About this exercise: The job is to find each line of the records below that includes the word "yousobest" and copy it.

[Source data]

Content starts

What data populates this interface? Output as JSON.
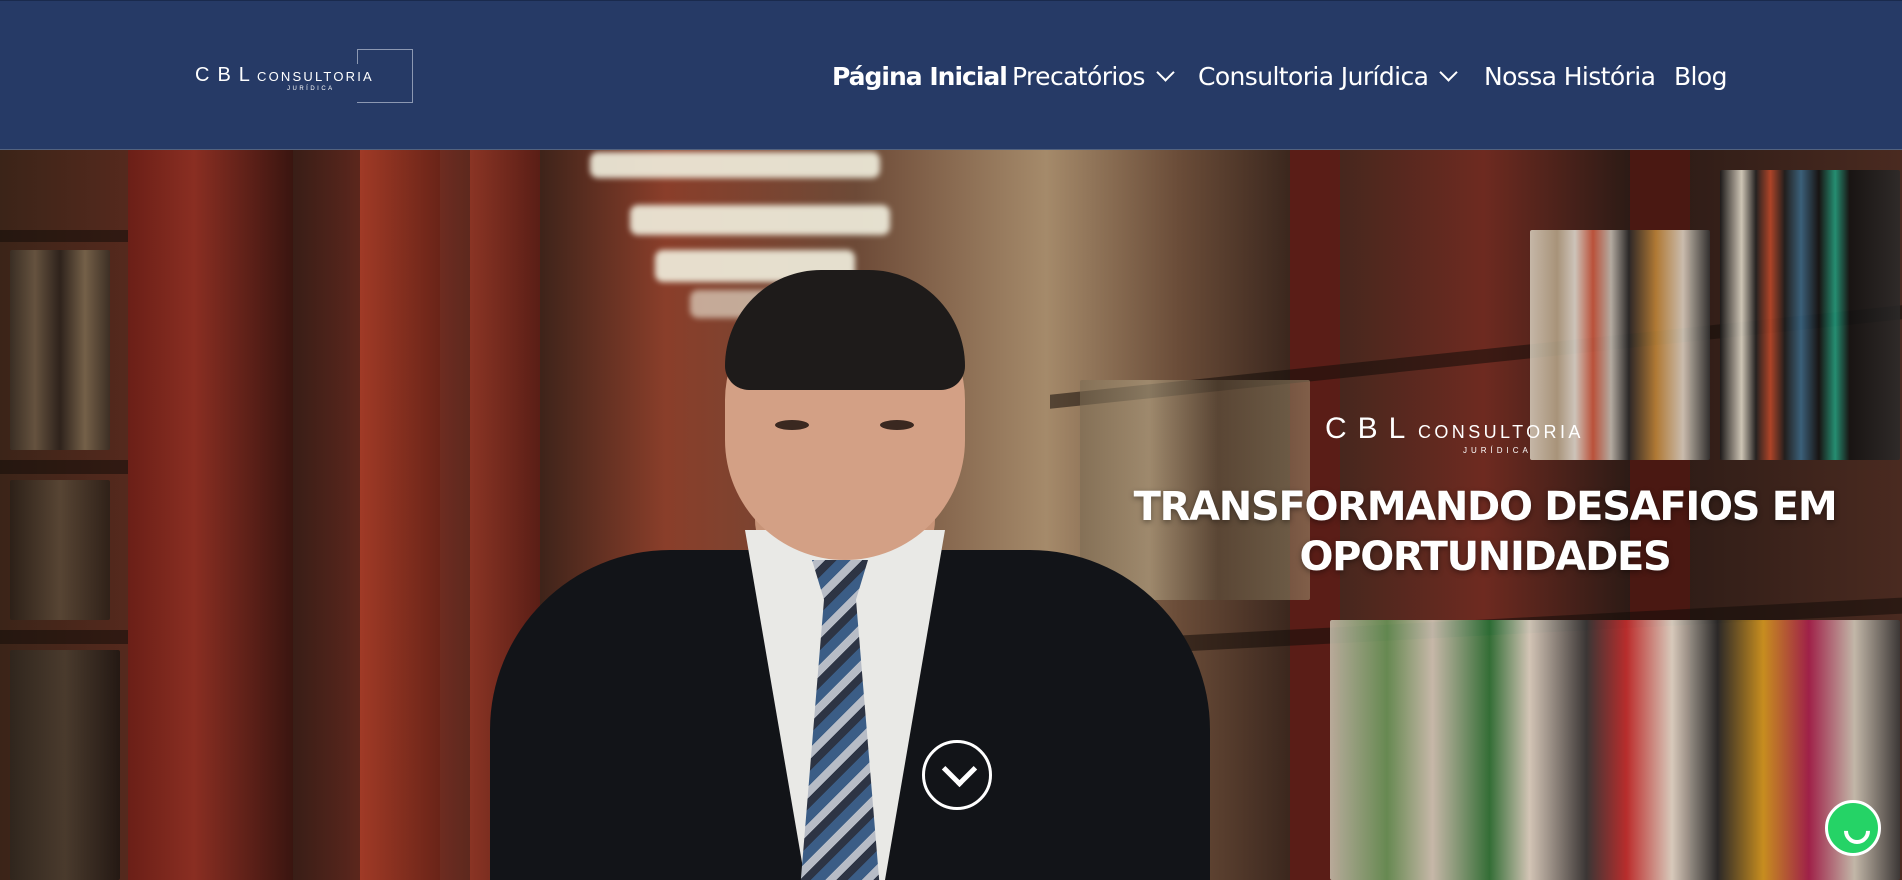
{
  "header": {
    "logo": {
      "cbl": "CBL",
      "consultoria": "CONSULTORIA",
      "juridica": "JURÍDICA"
    },
    "nav": [
      {
        "label": "Página Inicial",
        "active": true,
        "has_dropdown": false
      },
      {
        "label": "Precatórios",
        "active": false,
        "has_dropdown": true
      },
      {
        "label": "Consultoria Jurídica",
        "active": false,
        "has_dropdown": true
      },
      {
        "label": "Nossa História",
        "active": false,
        "has_dropdown": false
      },
      {
        "label": "Blog",
        "active": false,
        "has_dropdown": false
      }
    ]
  },
  "hero": {
    "logo": {
      "cbl": "CBL",
      "consultoria": "CONSULTORIA",
      "juridica": "JURÍDICA"
    },
    "title_line1": "TRANSFORMANDO DESAFIOS EM",
    "title_line2": "OPORTUNIDADES",
    "scroll_icon": "chevron-down-icon"
  },
  "floating": {
    "whatsapp_icon": "whatsapp-icon"
  },
  "colors": {
    "header_bg": "#263a66",
    "whatsapp": "#25d366"
  }
}
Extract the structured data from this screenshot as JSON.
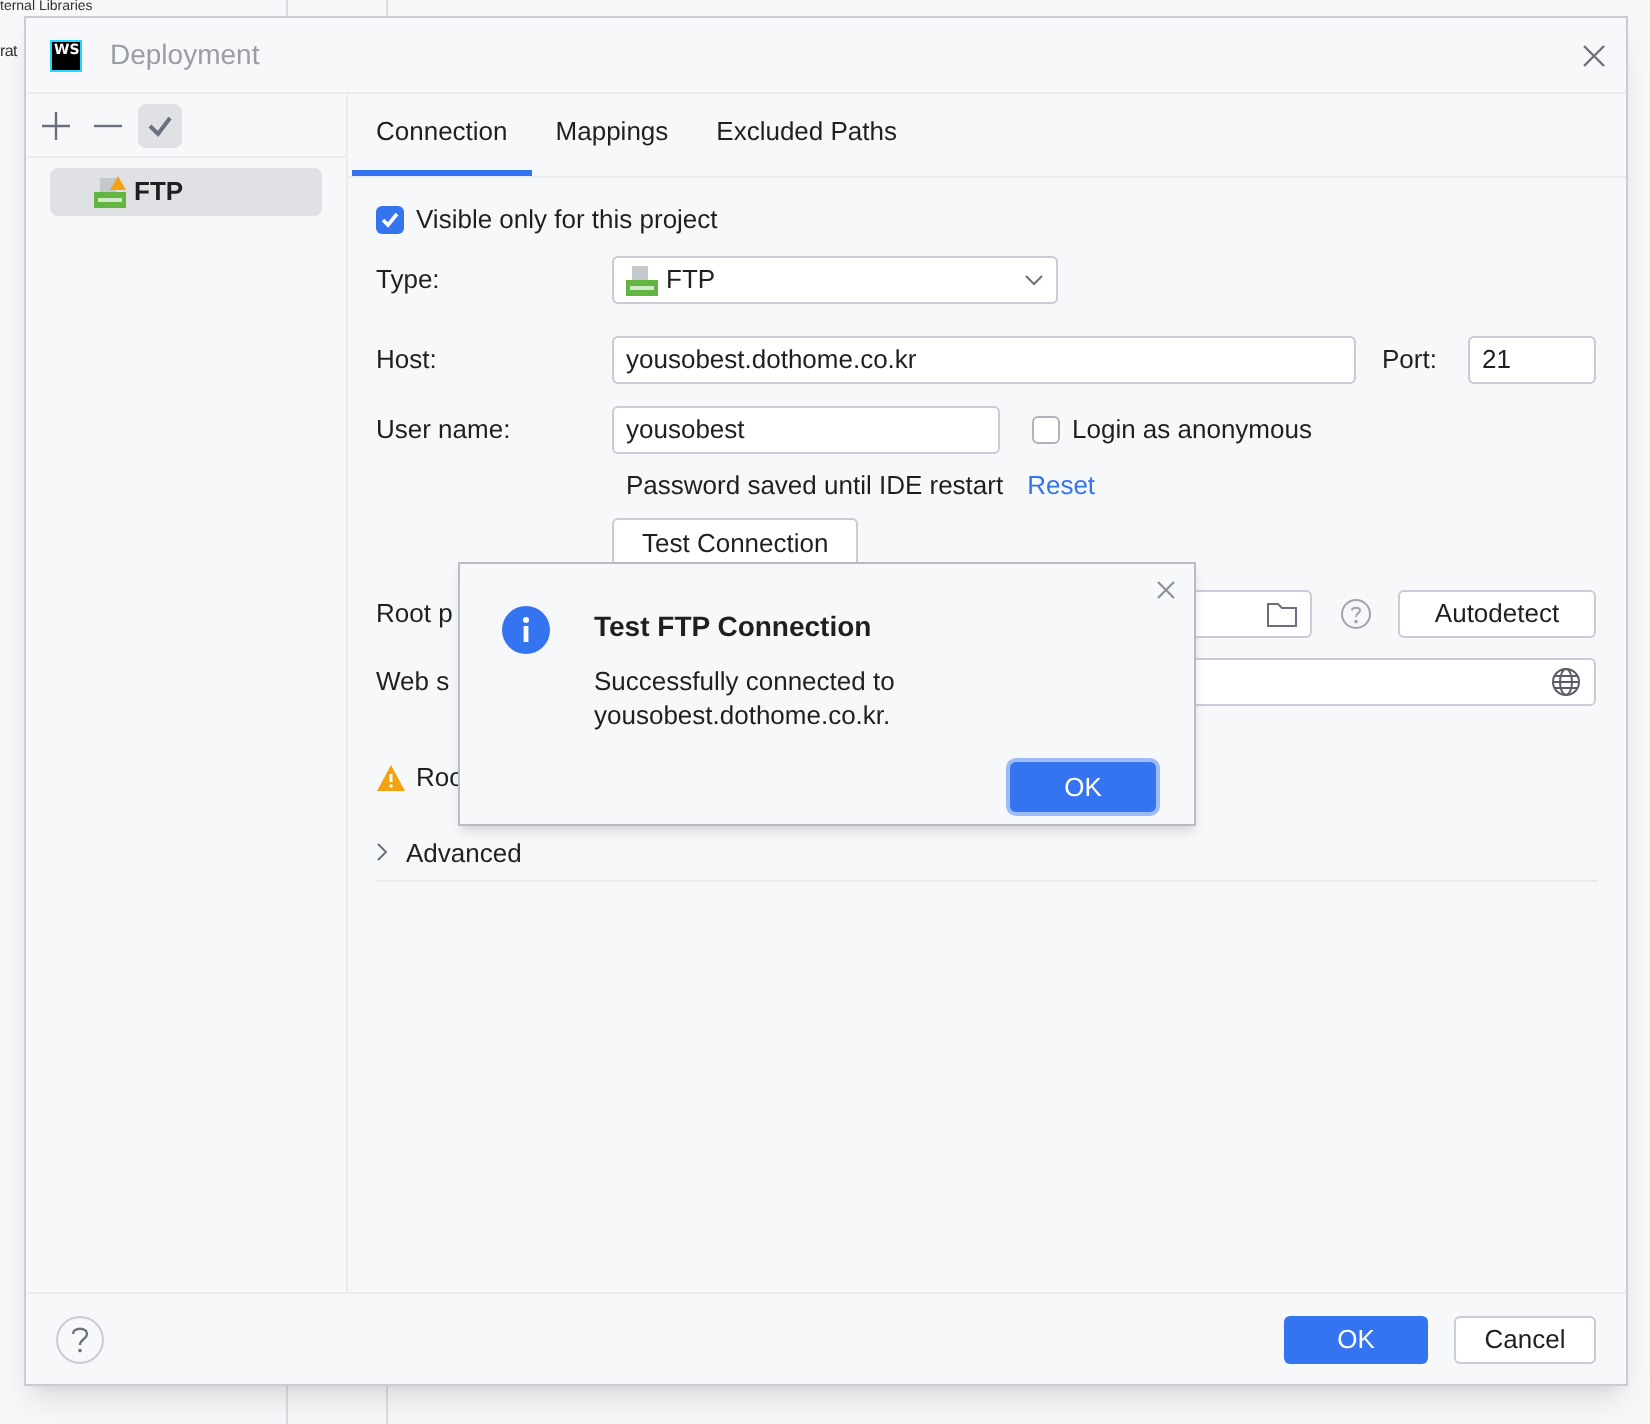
{
  "background": {
    "texts": [
      "ternal Libraries",
      "rat"
    ]
  },
  "window": {
    "logo": "WS",
    "title": "Deployment"
  },
  "toolbar": {
    "buttons": [
      {
        "kind": "add",
        "selected": false
      },
      {
        "kind": "remove",
        "selected": false
      },
      {
        "kind": "check",
        "selected": true
      }
    ]
  },
  "servers": [
    {
      "label": "FTP",
      "selected": true,
      "warning": true
    }
  ],
  "tabs": [
    {
      "label": "Connection",
      "selected": true
    },
    {
      "label": "Mappings",
      "selected": false
    },
    {
      "label": "Excluded Paths",
      "selected": false
    }
  ],
  "visible_only": {
    "label": "Visible only for this project",
    "checked": true
  },
  "type": {
    "label": "Type:",
    "value": "FTP"
  },
  "host": {
    "label": "Host:",
    "value": "yousobest.dothome.co.kr"
  },
  "port": {
    "label": "Port:",
    "value": "21"
  },
  "user": {
    "label": "User name:",
    "value": "yousobest"
  },
  "anonymous": {
    "label": "Login as anonymous",
    "checked": false
  },
  "password_note": {
    "text": "Password saved until IDE restart",
    "link": "Reset"
  },
  "test_button": "Test Connection",
  "root_path": {
    "label": "Root p"
  },
  "autodetect": "Autodetect",
  "web_server": {
    "label": "Web s"
  },
  "warning": "Roo",
  "advanced": {
    "label": "Advanced",
    "expanded": false
  },
  "popup": {
    "title": "Test FTP Connection",
    "message": "Successfully connected to yousobest.dothome.co.kr.",
    "button": "OK"
  },
  "footer": {
    "ok": "OK",
    "cancel": "Cancel"
  }
}
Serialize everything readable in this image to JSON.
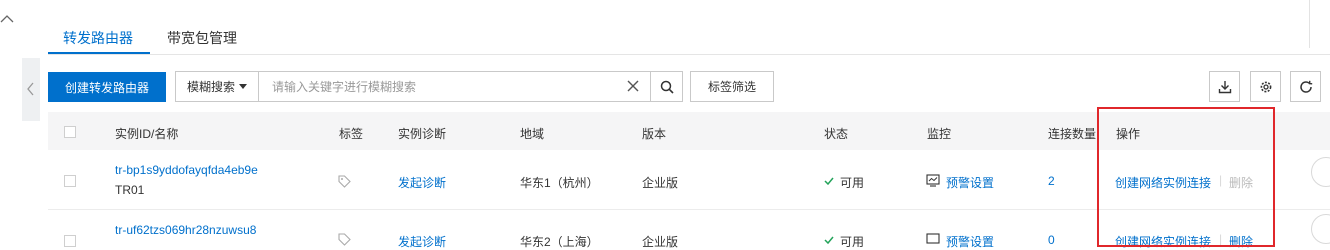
{
  "tabs": [
    {
      "label": "转发路由器",
      "active": true
    },
    {
      "label": "带宽包管理",
      "active": false
    }
  ],
  "toolbar": {
    "create_label": "创建转发路由器",
    "search_mode": "模糊搜索",
    "search_placeholder": "请输入关键字进行模糊搜索",
    "tag_filter_label": "标签筛选"
  },
  "columns": {
    "id_name": "实例ID/名称",
    "tags": "标签",
    "diagnosis": "实例诊断",
    "region": "地域",
    "edition": "版本",
    "status": "状态",
    "monitor": "监控",
    "connections": "连接数量",
    "actions": "操作"
  },
  "rows": [
    {
      "id": "tr-bp1s9yddofayqfda4eb9e",
      "name": "TR01",
      "diagnosis": "发起诊断",
      "region": "华东1（杭州）",
      "edition": "企业版",
      "status": "可用",
      "monitor": "预警设置",
      "connections": "2",
      "action_create": "创建网络实例连接",
      "action_delete": "删除"
    },
    {
      "id": "tr-uf62tzs069hr28nzuwsu8",
      "name": "",
      "diagnosis": "发起诊断",
      "region": "华东2（上海）",
      "edition": "企业版",
      "status": "可用",
      "monitor": "预警设置",
      "connections": "0",
      "action_create": "创建网络实例连接",
      "action_delete": "删除"
    }
  ],
  "colors": {
    "primary": "#0070cc",
    "highlight_box": "#e0272b",
    "success": "#23a35a"
  },
  "icons": [
    "chevron-up-icon",
    "chevron-left-icon",
    "clear-icon",
    "search-icon",
    "download-icon",
    "settings-icon",
    "refresh-icon",
    "tag-icon",
    "check-icon",
    "monitor-icon"
  ]
}
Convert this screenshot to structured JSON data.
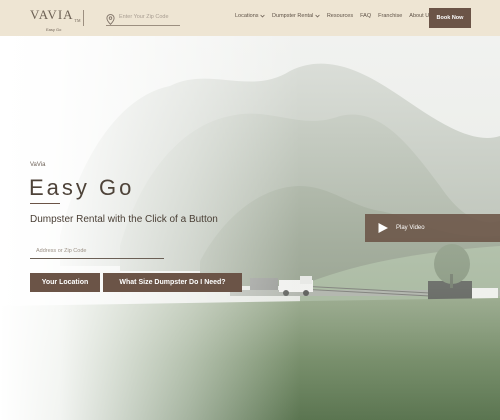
{
  "header": {
    "logo_text": "VAVIA",
    "logo_mark": "TM",
    "logo_sub": "Easy Go",
    "zip_placeholder": "Enter Your Zip Code",
    "nav": [
      {
        "label": "Locations",
        "dropdown": true
      },
      {
        "label": "Dumpster Rental",
        "dropdown": true
      },
      {
        "label": "Resources",
        "dropdown": false
      },
      {
        "label": "FAQ",
        "dropdown": false
      },
      {
        "label": "Franchise",
        "dropdown": false
      },
      {
        "label": "About Us",
        "dropdown": false
      }
    ],
    "book_now": "Book Now"
  },
  "hero": {
    "eyebrow": "VaVia",
    "title": "Easy Go",
    "subtitle": "Dumpster Rental with the Click of a Button",
    "address_placeholder": "Address or Zip Code",
    "btn_location": "Your Location",
    "btn_size": "What Size Dumpster Do I Need?",
    "play_video": "Play Video"
  },
  "icons": {
    "zip": "location-pin-icon",
    "nav_dropdown": "chevron-down-icon",
    "play": "play-icon"
  },
  "colors": {
    "header_bg": "#eee5d3",
    "brand_brown": "#6b5447",
    "text_dark": "#4e4339"
  }
}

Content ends

Problem solution:
    "value": "yousobest.dothome.co.kr"
    "value": "yousobest"
    "message": "Successfully connected to yousobest.dothome.co.kr.",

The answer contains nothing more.